Since writing the excerpt below, my vision for this world and the characters within it has changed considerably. Even in this iteration of the narrative, the characters and the story itself are different from what I envisioned in November of 2013. But I want to celebrate writing that I am proud of, and part of that celebration involves sharing it with you today.
Not knowing Republican Shee hadn’t been a hindrance in the disputed territories, but inside a government run hospital staffed almost exclusively by Shee physicians it was proving to be a real liability.
Corelli Jones stared uncomprehending at the paperwork in front of him. His skin felt hot and cold under his clothes and the terrified lump in his throat was making it hard to breathe.

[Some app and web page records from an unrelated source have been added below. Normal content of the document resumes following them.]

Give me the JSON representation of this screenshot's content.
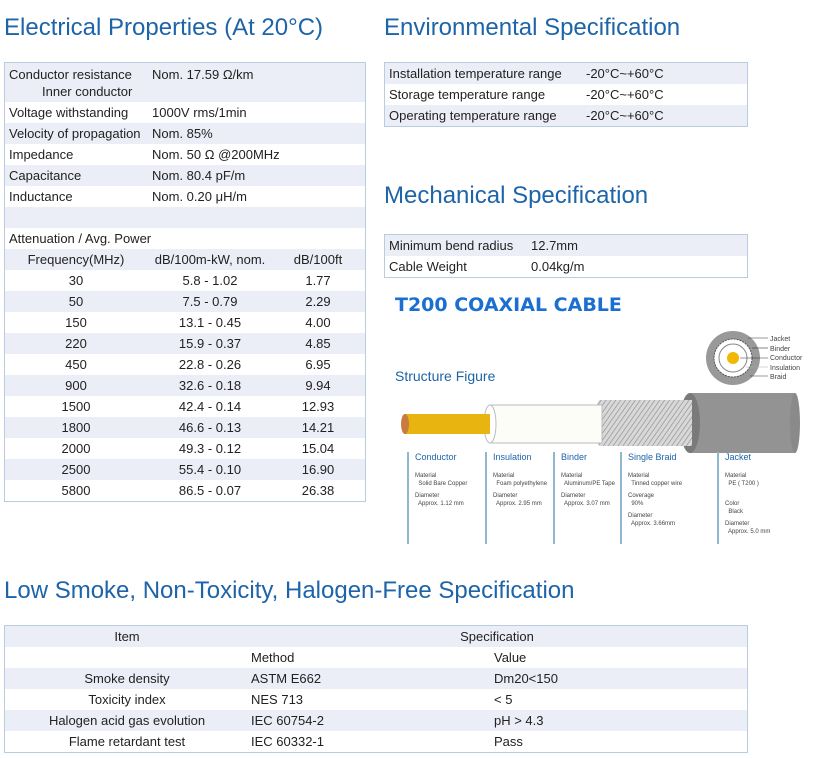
{
  "electrical": {
    "title": "Electrical Properties (At 20°C)",
    "rows": [
      {
        "label": "Conductor resistance",
        "sub": "Inner conductor",
        "value": "Nom. 17.59 Ω/km"
      },
      {
        "label": "Voltage withstanding",
        "value": "1000V rms/1min"
      },
      {
        "label": "Velocity of propagation",
        "value": "Nom. 85%"
      },
      {
        "label": "Impedance",
        "value": "Nom. 50 Ω @200MHz"
      },
      {
        "label": "Capacitance",
        "value": "Nom. 80.4 pF/m"
      },
      {
        "label": "Inductance",
        "value": "Nom. 0.20 μH/m"
      }
    ],
    "attenuation_title": "Attenuation / Avg. Power",
    "headers": [
      "Frequency(MHz)",
      "dB/100m-kW, nom.",
      "dB/100ft"
    ],
    "attenuation": [
      [
        "30",
        "5.8 - 1.02",
        "1.77"
      ],
      [
        "50",
        "7.5 - 0.79",
        "2.29"
      ],
      [
        "150",
        "13.1 - 0.45",
        "4.00"
      ],
      [
        "220",
        "15.9 - 0.37",
        "4.85"
      ],
      [
        "450",
        "22.8 - 0.26",
        "6.95"
      ],
      [
        "900",
        "32.6 - 0.18",
        "9.94"
      ],
      [
        "1500",
        "42.4 - 0.14",
        "12.93"
      ],
      [
        "1800",
        "46.6 - 0.13",
        "14.21"
      ],
      [
        "2000",
        "49.3 - 0.12",
        "15.04"
      ],
      [
        "2500",
        "55.4 - 0.10",
        "16.90"
      ],
      [
        "5800",
        "86.5 - 0.07",
        "26.38"
      ]
    ]
  },
  "environmental": {
    "title": "Environmental Specification",
    "rows": [
      {
        "label": "Installation temperature range",
        "value": "-20°C~+60°C"
      },
      {
        "label": "Storage temperature range",
        "value": "-20°C~+60°C"
      },
      {
        "label": "Operating temperature range",
        "value": "-20°C~+60°C"
      }
    ]
  },
  "mechanical": {
    "title": "Mechanical Specification",
    "rows": [
      {
        "label": "Minimum bend radius",
        "value": "12.7mm"
      },
      {
        "label": "Cable Weight",
        "value": "0.04kg/m"
      }
    ]
  },
  "figure": {
    "title": "T200 COAXIAL CABLE",
    "subtitle": "Structure Figure",
    "cross_labels": [
      "Jacket",
      "Binder",
      "Conductor",
      "Insulation",
      "Braid"
    ],
    "columns": [
      {
        "name": "Conductor",
        "lines": [
          "Material",
          "  Solid Bare Copper",
          "",
          "Diameter",
          "  Approx. 1.12 mm"
        ]
      },
      {
        "name": "Insulation",
        "lines": [
          "Material",
          "  Foam polyethylene",
          "",
          "Diameter",
          "  Approx. 2.95 mm"
        ]
      },
      {
        "name": "Binder",
        "lines": [
          "Material",
          "  Aluminum/PE Tape",
          "",
          "Diameter",
          "  Approx. 3.07 mm"
        ]
      },
      {
        "name": "Single Braid",
        "lines": [
          "Material",
          "  Tinned copper wire",
          "",
          "Coverage",
          "  90%",
          "",
          "Diameter",
          "  Approx. 3.66mm"
        ]
      },
      {
        "name": "Jacket",
        "lines": [
          "Material",
          "  PE ( T200 )",
          "",
          "",
          "",
          "Color",
          "  Black",
          "",
          "Diameter",
          "  Approx. 5.0 mm"
        ]
      }
    ]
  },
  "lszh": {
    "title": "Low Smoke, Non-Toxicity, Halogen-Free Specification",
    "header": {
      "item": "Item",
      "spec": "Specification"
    },
    "subheader": {
      "method": "Method",
      "value": "Value"
    },
    "rows": [
      [
        "Smoke density",
        "ASTM E662",
        "Dm20<150"
      ],
      [
        "Toxicity index",
        "NES 713",
        "< 5"
      ],
      [
        "Halogen acid gas evolution",
        "IEC 60754-2",
        "pH > 4.3"
      ],
      [
        "Flame retardant test",
        "IEC 60332-1",
        "Pass"
      ]
    ]
  }
}
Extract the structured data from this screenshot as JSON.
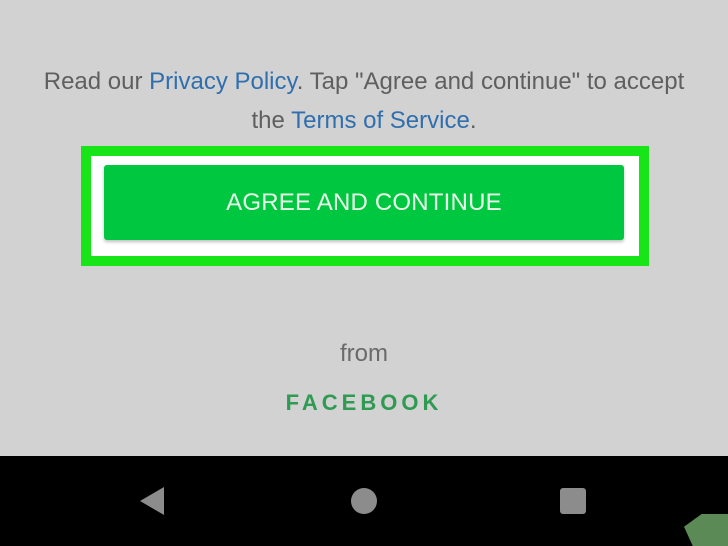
{
  "terms": {
    "before_privacy": "Read our ",
    "privacy_link": "Privacy Policy",
    "middle": ". Tap \"Agree and continue\" to accept the ",
    "terms_link": "Terms of Service",
    "end": "."
  },
  "agree_button": {
    "label": "AGREE AND CONTINUE"
  },
  "footer": {
    "from": "from",
    "brand": "FACEBOOK"
  },
  "navbar": {
    "back_icon": "back-triangle-icon",
    "home_icon": "home-circle-icon",
    "recents_icon": "recents-square-icon"
  },
  "colors": {
    "background": "#d2d2d2",
    "button": "#00c740",
    "highlight": "#18e518",
    "link": "#2f6fae",
    "brand": "#2f9a52"
  }
}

The Shee attendant, who had been sitting with him patiently for three and a half minutes of unbroken silence, finally betrayed a hint of discomfort and twitched one of the long quills that had been laying comfortably still across the scaled crest of her scalp. She stilled it and said, gentle as she could, “Water? Would you like?”

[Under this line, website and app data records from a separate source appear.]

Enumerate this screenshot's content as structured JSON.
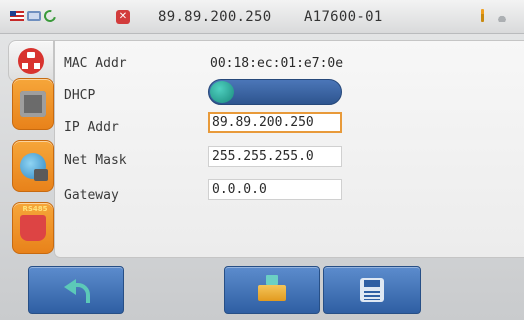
{
  "statusbar": {
    "ip": "89.89.200.250",
    "device_id": "A17600-01",
    "icons": [
      "flag-icon",
      "network-icon",
      "link-icon",
      "close-icon",
      "battery-icon",
      "signal-icon"
    ],
    "close_glyph": "✕"
  },
  "sidebar": {
    "items": [
      {
        "name": "network-tree",
        "icon": "network-tree-icon",
        "active": true
      },
      {
        "name": "ethernet-port",
        "icon": "ethernet-port-icon",
        "active": false
      },
      {
        "name": "globe-ethernet",
        "icon": "globe-ethernet-icon",
        "active": false
      },
      {
        "name": "serial-port",
        "icon": "serial-port-icon",
        "label": "RS485",
        "active": false
      }
    ]
  },
  "form": {
    "mac_label": "MAC Addr",
    "mac_value": "00:18:ec:01:e7:0e",
    "dhcp_label": "DHCP",
    "dhcp_enabled": false,
    "ip_label": "IP Addr",
    "ip_value": "89.89.200.250",
    "mask_label": "Net Mask",
    "mask_value": "255.255.255.0",
    "gateway_label": "Gateway",
    "gateway_value": "0.0.0.0"
  },
  "toolbar": {
    "buttons": [
      {
        "name": "back-button",
        "icon": "back-arrow-icon"
      },
      {
        "name": "open-button",
        "icon": "open-folder-icon"
      },
      {
        "name": "save-button",
        "icon": "save-disk-icon"
      }
    ]
  },
  "colors": {
    "accent_orange": "#e8821a",
    "button_blue": "#2f5fa3",
    "toggle_knob": "#1a8a7c",
    "focus_border": "#e89a3a"
  }
}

It was an English word Corelli recognized. He forced a closed mouth smile and put the pen down to shift the sleeping infant in his arms. “Please,” he said. The attendant got up from her seat and left the exam room, closing the door behind her, and only when he heard the latch did Corelli exhale raggedly and lean against the table. He bore the heel of the hand not supporting Gabriella into his forehead. Alone, he bit his lip and smothered the sob before it could come out.
They knew. They had to know. No human on New Persepolis grew to adulthood without fluency in the dominant Shee dialect unless they were from the disputed territories. Crossing the border into Republic territory without submitting to immigration processing was grounds for execution. Humans with counterfeit identification papers–or none at all–were as likely to be terrorists as refugees, the prevailing thought was. Better to err, with extreme prejudice, on the side of caution. The attendant had probably gone to page security–immigration, if Corelli was very lucky. An agent if he wasn’t.
Gabriella would end up a ward of the state and grow up with no knowledge of him. There was no way to ensure she made it to Diederik without implicating him in their dangerous and illegal border crossing, and the cache of funds they’d stashed outside the city would end up in the Republic’s coffers long before it would ever be of any benefit to Gabriella. This gambit had been a risky one, but Corelli thought he had prepared for everything.
Evidently, assuming that humans would be presented with human language intake papers at the hospital had been one assumption too many. What a careless mistake.
Continue reading “old stuff: new persepolis excerpt” →